New regulations that ban businesses from imposing excessive fees on consumers making payments will extend to small businesses from 12 June 2014.
The Consumer Rights (Payment Surcharges) Regulations 2012 (the 'regulations') - the first of many legislative changes that form part of the major ongoing overhaul of consumer protection legislation - came into force for most businesses on 6 April 2013.
However, there was a temporary exemption for small businesses and some new businesses that expires on 12 June 2014. Such businesses will have to step into line with others and comply with the new rules for contracts entered into from that date.
What is a small business?
Small businesses are defined as those with fewer than 10 employees.
What are the new rules?
The Regulations ban those acting in the course of a business from imposing excessive charges on consumers in relation to making payments.
Essentially, businesses are allowed to recoup the cost of processing payments from consumers, but no more.

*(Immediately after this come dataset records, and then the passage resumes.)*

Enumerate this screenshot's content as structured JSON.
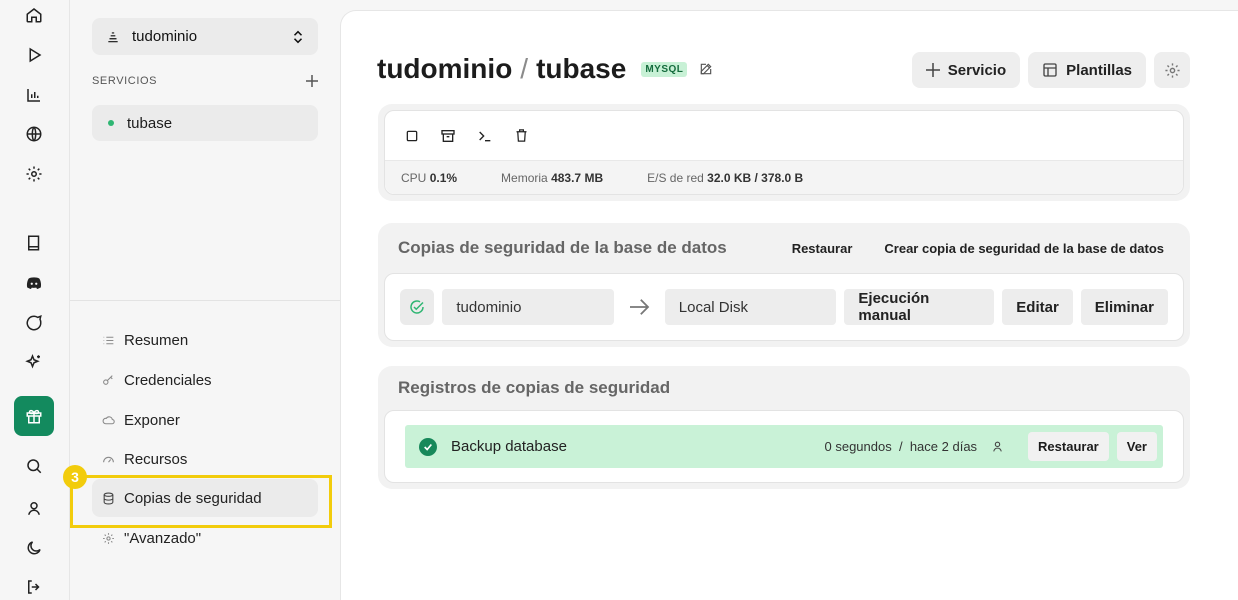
{
  "rail": {
    "items": [
      "home-icon",
      "play-icon",
      "chart-icon",
      "globe-icon",
      "gear-icon",
      "book-icon",
      "discord-icon",
      "chat-icon",
      "sparkles-icon",
      "gift-icon",
      "search-icon",
      "user-icon",
      "moon-icon",
      "logout-icon"
    ]
  },
  "sidebar": {
    "project_name": "tudominio",
    "services_header": "SERVICIOS",
    "service_name": "tubase",
    "menu": [
      {
        "label": "Resumen"
      },
      {
        "label": "Credenciales"
      },
      {
        "label": "Exponer"
      },
      {
        "label": "Recursos"
      },
      {
        "label": "Copias de seguridad"
      },
      {
        "label": "\"Avanzado\""
      }
    ],
    "step_badge": "3"
  },
  "header": {
    "project": "tudominio",
    "separator": "/",
    "service": "tubase",
    "db_type": "MYSQL",
    "service_button": "Servicio",
    "templates_button": "Plantillas"
  },
  "stats": {
    "cpu_label": "CPU",
    "cpu_value": "0.1%",
    "mem_label": "Memoria",
    "mem_value": "483.7 MB",
    "net_label": "E/S de red",
    "net_value": "32.0 KB / 378.0 B"
  },
  "backups": {
    "title": "Copias de seguridad de la base de datos",
    "restore_label": "Restaurar",
    "create_label": "Crear copia de seguridad de la base de datos",
    "source": "tudominio",
    "destination": "Local Disk",
    "run_label": "Ejecución manual",
    "edit_label": "Editar",
    "delete_label": "Eliminar"
  },
  "logs": {
    "title": "Registros de copias de seguridad",
    "entry_name": "Backup database",
    "duration": "0 segundos",
    "divider": "/",
    "when": "hace 2 días",
    "restore_label": "Restaurar",
    "view_label": "Ver"
  },
  "colors": {
    "accent": "#138a5e",
    "success_bg": "#c9f2d7",
    "highlight": "#f2cc0c"
  }
}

The rules are not restricted to fees charged for paying by credit or debit card, although clearly this is where surcharges are most frequently seen. Businesses should be aware of the following points:
- The ban does not affect fees that are the same regardless of the payment method used, i.e. processing or booking fees or administration charges. It only applies where the size of the fee is based on the method of payment
- Businesses are only entitled to recover direct costs exclusively attributable to the method of payment being used, so general overheads cannot be included but merchant service charges payable to banks, for example, can
- Traders cannot seek to get round the ban by presenting lower charges for using certain payment methods as "discounts" from the headline price; the same rules will apply
- The rules apply regardless of how the sale is made, including shop sales, online and telephone sales etc. However, the rules do not apply to certain business sectors, for example contracts to provide health services and gambling contracts
What happens if businesses get it wrong?
It is important that businesses are aware of the new rules and review their processes to ensure that they are compliant, because:
- Any obligation to pay an excessive surcharge is unenforceable against a consumer, meaning that a consumer is not legally obliged to pay it, and there is an automatic obligation on businesses to repay any excess, meaning that consumers are entitled to a refund and could sue to recover any overpayment
- Businesses that breach the rules are also at risk of enforcement action being taken against them
If you would like any support or further information on the changes, please contact us.